Both in agreement that Irish Soda Bread doesn’t have raisins in it. No judgement from me, a Scottish lass, should you wish to add a handful to yours though. Potentially judgement from them though. In fact, definitely judgement from one. That’s just who he is.
Although plain flour can be used in a pinch for our Easy Bread, generally a bread recipe would call for a bread flour, or a “strong” flour. For soda bread however, using a flour with a higher concentrate of protein (ie. gluten) – such as a bread/strong flour – is a waste. A simple plain flour is all that is required! You can also use a wholemeal flour, or even a combination of wholemeal and white flour, should you so desire.
Bicarbonate of Soda
Being a yeast-free bread, soda bread relies on the reaction between the bicarbonate of soda and the acid in the buttermilk to create bubbles whilst baking, resulting in a lift and rise in the bread dough. It’s a fun bit of science, all within a humble loaf of bread!
The bicarbonate of soda is also where it of course gets it’s name from.
For flavour of course. I recommend using sea salt but you can experiment with different kinds of salt to get your perfect flavour. Hawkhead Whisky Smoked Salt in particular is to die for in Soda Bread – trust me!

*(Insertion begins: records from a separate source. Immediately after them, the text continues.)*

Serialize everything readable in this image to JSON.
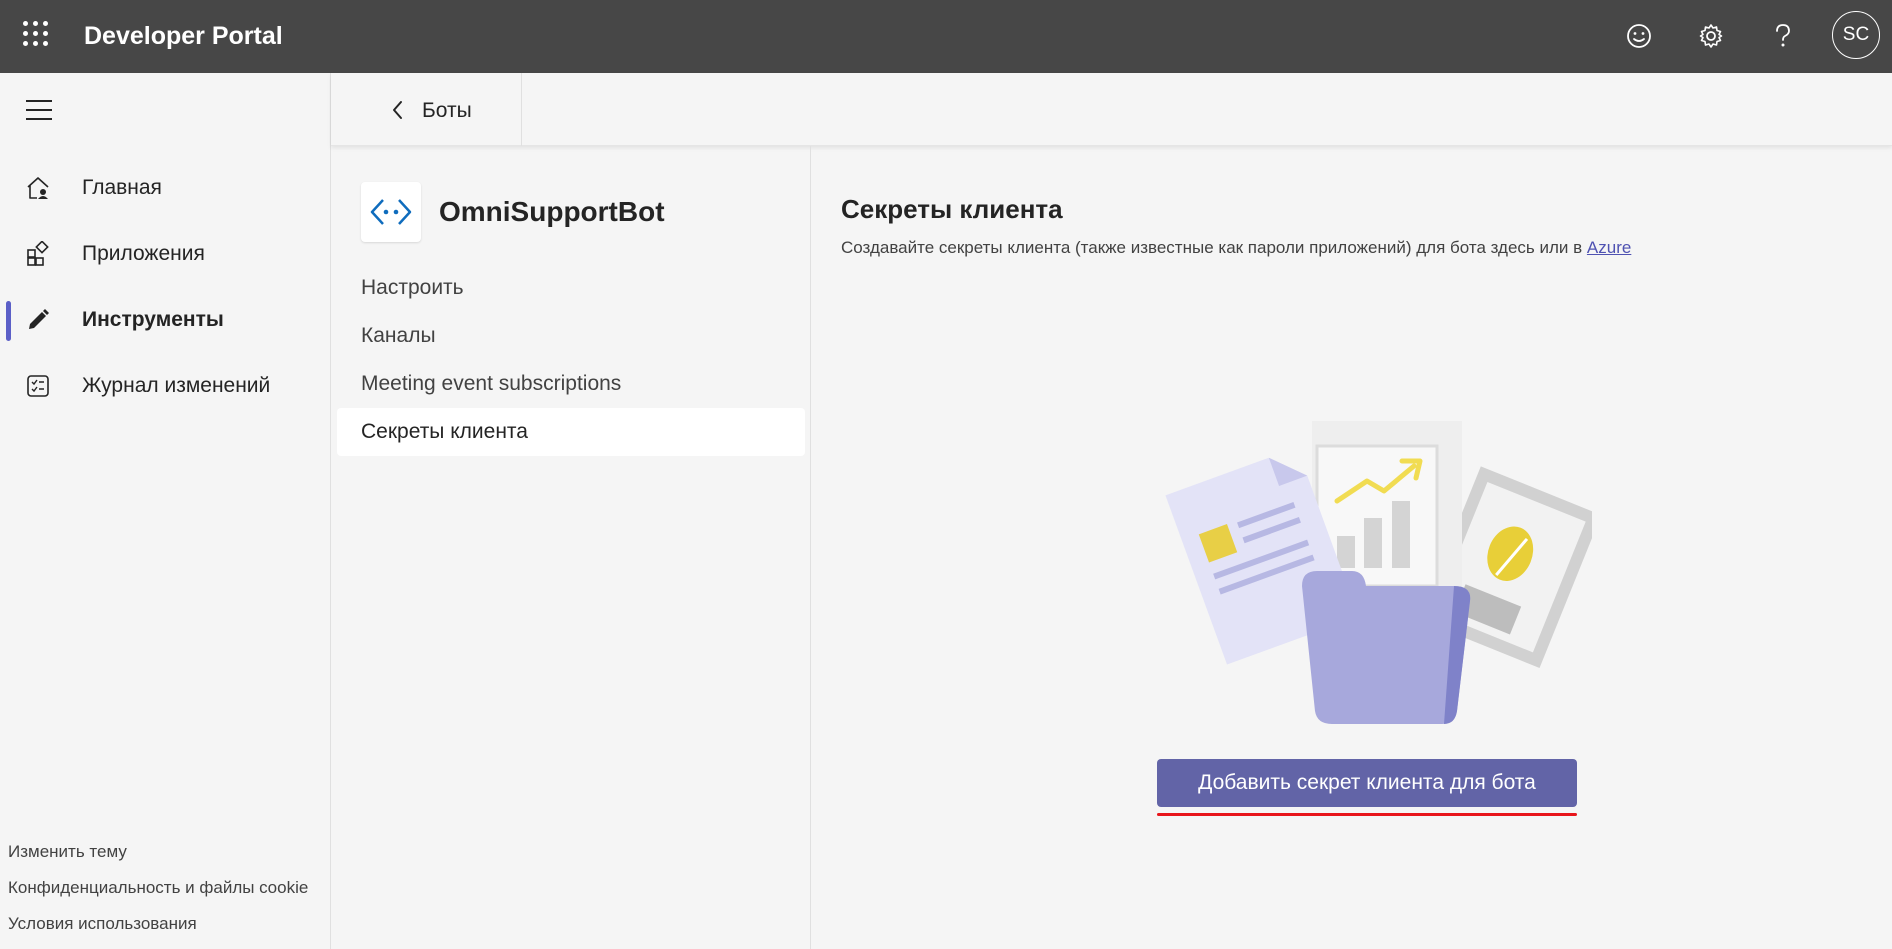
{
  "app": {
    "title": "Developer Portal",
    "avatar_initials": "SC"
  },
  "leftnav": {
    "items": [
      {
        "label": "Главная",
        "icon": "home-icon"
      },
      {
        "label": "Приложения",
        "icon": "apps-icon"
      },
      {
        "label": "Инструменты",
        "icon": "pencil-icon",
        "active": true
      },
      {
        "label": "Журнал изменений",
        "icon": "changelog-icon"
      }
    ],
    "footer": {
      "theme": "Изменить тему",
      "privacy": "Конфиденциальность и файлы cookie",
      "terms": "Условия использования"
    }
  },
  "breadcrumb": {
    "back_label": "Боты"
  },
  "bot": {
    "name": "OmniSupportBot",
    "menu": [
      {
        "label": "Настроить"
      },
      {
        "label": "Каналы"
      },
      {
        "label": "Meeting event subscriptions"
      },
      {
        "label": "Секреты клиента",
        "active": true
      }
    ]
  },
  "main": {
    "title": "Секреты клиента",
    "description": "Создавайте секреты клиента (также известные как пароли приложений) для бота здесь или в",
    "link_label": "Azure",
    "button_label": "Добавить секрет клиента для бота"
  },
  "colors": {
    "topbar": "#474747",
    "accent": "#5b5fc7",
    "button": "#6264a7",
    "underline": "#e8151b"
  }
}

If we’re going for a traditional soda bread, it has to be buttermilk. Buttermilk already has it’s own acidity to it, so reacts perfectly with the bicarbonate of soda – no additional ingredients required.
If however you can’t get hold of buttermilk, or you want the option to make it without, you can substitute with a standard milk (preferably whole-fat or soya, although others can be used too), and a tablespoon of vinegar or lemon juice, to create the missing acidity. I would always recommend using slightly less milk in this instance, as buttermilk tends to be naturally thicker. See the recipe notes for more info.

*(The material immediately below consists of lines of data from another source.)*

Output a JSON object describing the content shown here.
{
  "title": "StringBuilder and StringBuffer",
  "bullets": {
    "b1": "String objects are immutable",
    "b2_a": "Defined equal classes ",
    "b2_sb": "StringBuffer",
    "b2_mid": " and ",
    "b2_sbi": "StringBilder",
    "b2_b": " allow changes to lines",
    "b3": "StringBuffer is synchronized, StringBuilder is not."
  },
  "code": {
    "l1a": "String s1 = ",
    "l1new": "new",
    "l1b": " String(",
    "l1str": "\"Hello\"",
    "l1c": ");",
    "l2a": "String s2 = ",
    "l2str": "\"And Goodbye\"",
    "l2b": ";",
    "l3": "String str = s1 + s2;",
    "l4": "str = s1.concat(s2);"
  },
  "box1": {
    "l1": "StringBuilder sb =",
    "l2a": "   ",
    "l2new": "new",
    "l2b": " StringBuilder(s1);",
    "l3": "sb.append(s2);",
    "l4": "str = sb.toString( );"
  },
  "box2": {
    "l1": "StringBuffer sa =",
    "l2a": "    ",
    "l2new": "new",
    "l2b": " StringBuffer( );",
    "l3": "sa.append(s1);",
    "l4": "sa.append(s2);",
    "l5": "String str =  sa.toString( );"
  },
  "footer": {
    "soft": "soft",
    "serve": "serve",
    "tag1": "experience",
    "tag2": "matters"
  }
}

Granny’s Top Tips
• Much like scones, Soda Bread needs a light touch. You don’t want to overwork your dough, or you risk knocking the air out of it before it’s had a chance to bake. The less you can handle it, the better – you want the dough to be just combined and no more.
• Some people assume that the cross cut into the top of your loaf has religious connotations but that’s not the case – it’s simply to aid in the rising and baking of your bread. Without it, it would be too heavy to rise sufficiently and burnt on the outside, whilst still being doughy in the middle. Using a sharp knife will give you the most uniform cross cut.
• If possible, allow your bread to cool for 30 minutes before slicing. It can be tempting to tuck in straight away, but cutting too soon can risk the loaf collapsing and seeming doughy & under-baked.
- Pre-heat your oven to 200°c (190°c for fan assisted ovens, or Gas Mark 6). Line a baking sheet with a piece of greaseproof paper and set aside.
- Sift the flour, bicarbonate of soda and salt into a large bowl. Make a well into the middle before pouring in the buttermilk.
- Gently stir together, being caution not to mix too vigorously. Once the wet and dry ingredients have started to come together and you can no longer mix with a spoon/spatula, use your hand to form it into a soft, slightly sticky dough.
- Turn the dough onto a well-floured surface and very gently knead it into a loose ball – try not to knead it more than 2-4 turns to do this.
- Gently lift the ball of dough onto your prepared baking sheet. Gently press to flatten a little, before cutting a cross over the top of your soda bread.
- Bake in your pre-heated oven for about 30 minutes, until golden brown.
- Allow your loaf to cool for at least 30 minutes before slicing. Soda Bread will keep in a sealed container, or wrapped in cling film for a couple of days.